Last week we talked about sharing our journey of educating ourselves on the topic of how to make meaningful decisions regarding climate change.
We continue to talk about the big picture, but this week we have set up a way of discussing live projects and recording possible design considerations in checklist format that can easily be added to or amended week by week. This should save us time and add more structure to our discussion.
A next point might be to formalise the topics by category so that each project would have a section on energy, material, etc… More to be seen as we go.
-The core at the heart of the building didn’t work because of the size of the building. We are still looking at the daylight in the core.
-Now it is a big effort for the quality of the ground floor and making a building that works for the city and the public realm. Having that overhang on the ground floor has a strong environmental story–balancing the need for a lot of transparency and glass at the interface with the city and still shading it from the worst of the summer heat and gaining the light in the winter.
-Looking at the radiation analysis that we’ve done, the southwest side will need solar shading measures on the upper levels.
-Let’s remember to reuse the solar panels that she has, or even add to them.
-We should do daylighting studies for the interiors as well.
-What is the material story for sustainability? We need to start thinking about this more. Stone vs. brick for the facade would be an important question. What should be the design life of this building? To be discussed further – but we need to understand this issue.
-Insulation specification of the windows and the facade is important.
For the confidential project:
-We are moving away from the idea of the enormous wooden cantilever and towards a lighter, more delicate structure that is more efficient in terms of material and size.
-Solar gain is an important part of the design and we should be calculating this and avoiding too much glass where we have high heat loads. Also, heat loss from the glass is an important consideration.
-Are we going to heat and cool it, and if so how will we do that in a sustainable way?
-What is the design life for this building? Could the glass be replaced easily every 20/25 years while the rest of the building lasts for 100?
-Could we consider maintenance for this? It will be important for the long-term viability and design life of the building. This also affects the aesthetics.
-Could it be designed as a modular design that could create simplified fabrication and also the possibility for dismounting or moving when needed? Design for dismounting would help us with our story for Historic England.
-Passive design principles–would it be possible to have some principles that would help with that? Passive heating in thermal mass in the floor in the winter? Cooled radiant floor in the summer? Maybe a way of drawing the air past the interior plants or exterior plants as part of the ventilation concept? And possibility water features?
-Natural ventilation and opening panels being a feature?
-Thickness of the roof and insulation of the roof is an important consideration.
-We did the shadow studies and didn’t see a big difference in terms of daylight hours between the smaller and larger versions.
-We didn’t do the radiation but we can do that.
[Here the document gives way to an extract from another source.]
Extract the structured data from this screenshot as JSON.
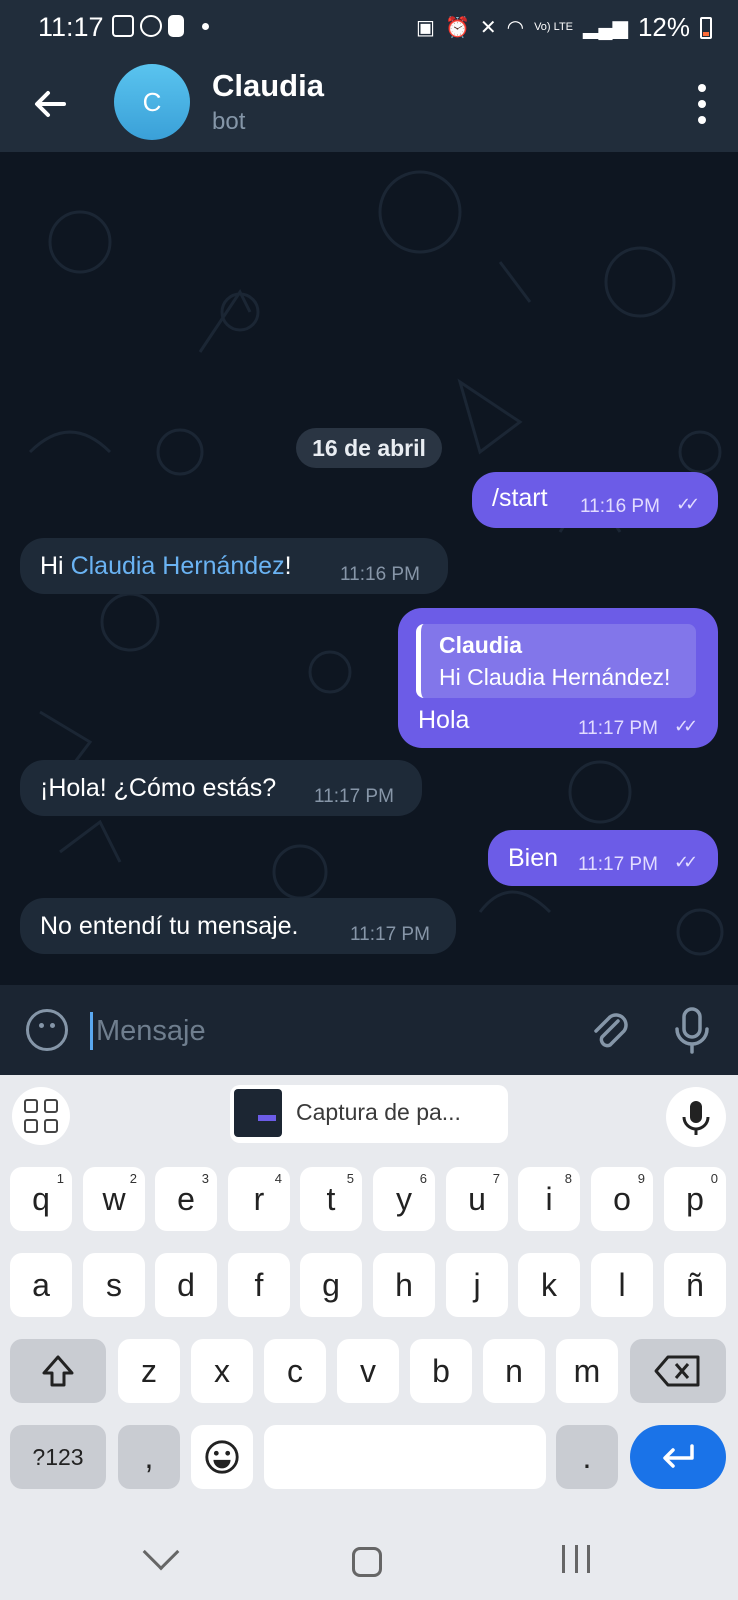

-Design for disassembly is still an idea for us. However, we are now considering more design for flexibility and adaptive reuse. For now, flexibility is more of a priority for us than disassembly.
-We may not be able to pursue the idea of a fully wooden structure building due to a variety of factors. This is still being evaluated. If we cannot even use glu-lam structure for columns and beams alone, then another option could be recycled steel modular system.
-Modular design for mechanical services: we should just talk about sustainable mechanical design with our engineer briefly even at this stage.
-Maintaining cross-ventilation for the building would be an important criteria for design. Natural vs mechanical ventilation is very important.
-Could this be a fully passive building? If not, could it achieve fully carbon neutral? Zero net energy?
-For this, daylighting becomes really important.
-Green roof and rainwater collection for the building. Also PV’s on the roof as an important model.
-In the master plan design, what are the durability and also the fire implications for designing and building these exterior structures out of mass timber? Also, what are the maintenance costs? We need to speak with an engineer about this.
-If we want the beacons to be there for a long time and to last, we should consider not just materials and design approach but also questions like accessibility.
-More trees and vegetation in the master plan for air quality and avoiding heat island effect.
-Encouraging limiting of car traffic in the centre.
-Managing construction and demolition of the site could be discussed at later stages.
-Wood for feature walls: can it be FSC certified?
-Low VOC finishing oils for the wood.
-Paints that absorb pollution and CO2?
-We are using LED lighting, that will save energy.
-Water: low-flow fittings that still have really strong pressure?
-Rainwater harvesting for outdoor irrigation?
-Stone for facade was sourced regionally (Syria). Stone for floor was sourced (in Spain?)
-For future projects there, can we do more with local labour, local materials, local products?
-Let’s create a briefing that shows the site so that people can comment on this next time.
-For the office, organising relevant CPD’s related to climate change. An actual climate change expert.
-We could go to events.
-We can make a wish list of people we might like to come
-Ellen MacArthur foundation (Circular economy UK)
-Arabella and Monika on materials?
-Cindy Harris and Pat Borer (The whole house book)?
-Wood for Good people?
-Blanche Cameron (Josef’s tutor from UCL)?
-Possibly organise group CPD with others.
-Also a more clear recycling strategy.